As this image gets larger, what do you see?
Most people will pick out a phantom-like picture of Albert Einstein.
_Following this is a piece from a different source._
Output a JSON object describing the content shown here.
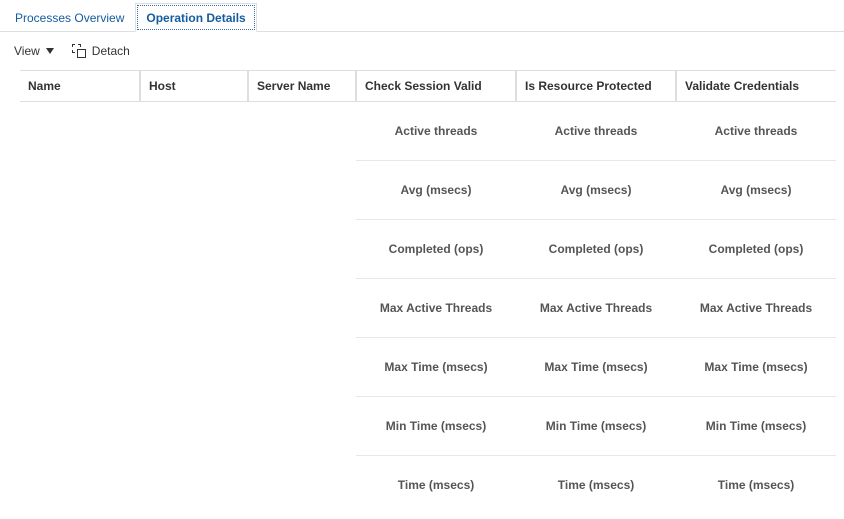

But if you see a Hollywood pin-up, you may need a trip to the opticians.
At normal viewing distance, healthy eyes should be able to pick up the fine lines on Einstein’s face, causing the brain to disregard Marilyn Monroe’s image altogether.
HOW DOES THE ILLUSION WORK?
The image was created by superimposing a blurry picture of Monroe over a picture of Albert Einstein drawn in fine lines.
Features with a high spatial frequency (Einstein) are only visible when your viewing them close up, and those with low spatial frequencies (Monroe) are only visible from further away.
Combining pictures of the two produces a single image which changes when the viewer moves closer or farther away from the screen.
This classic optical illusion was created several years ago by neuroscientists at the Massachusetts Institute of Technology.
In a recent video, AsapScience highlighted the process behind the trick, which can also be seen in a still image by anyone if they move closer and then farther away from the screen.
‘Depending on how well you’re able to focus or pick up contrast your eye will only pick out details,’ the video explains.
‘Up close, we’re generally able to pick up fine details like Einstein’s moustache and wrinkles.
‘But as the distance increases, or if your vision is poor and creates a more blurred image in the first place, your ability to pick up details fades away.
‘Instead you only see general features, like the shape of mouth, nose and hair, and are left seeing Marilyn Monroe. ‘
The MIT team, led by Dr Aude Oliva, has spent over a decade creating hybrid optical illusions that show how images can be hidden with textures, words and other objects.